§ Material supplied:
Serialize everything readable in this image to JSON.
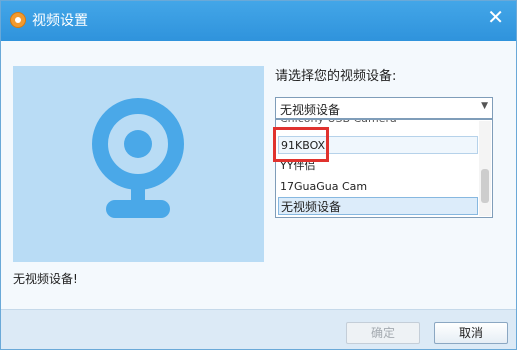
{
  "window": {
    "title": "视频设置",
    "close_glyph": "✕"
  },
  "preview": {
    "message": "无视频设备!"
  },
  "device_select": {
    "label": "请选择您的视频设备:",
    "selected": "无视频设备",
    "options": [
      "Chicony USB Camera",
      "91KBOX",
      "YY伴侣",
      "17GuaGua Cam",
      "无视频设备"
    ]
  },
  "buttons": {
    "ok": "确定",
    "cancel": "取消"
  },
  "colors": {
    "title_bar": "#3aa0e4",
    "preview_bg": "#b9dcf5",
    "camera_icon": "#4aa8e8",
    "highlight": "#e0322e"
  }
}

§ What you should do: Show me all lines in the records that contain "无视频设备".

§ Answer area:
    "message": "无视频设备!"
    "selected": "无视频设备",
      "无视频设备"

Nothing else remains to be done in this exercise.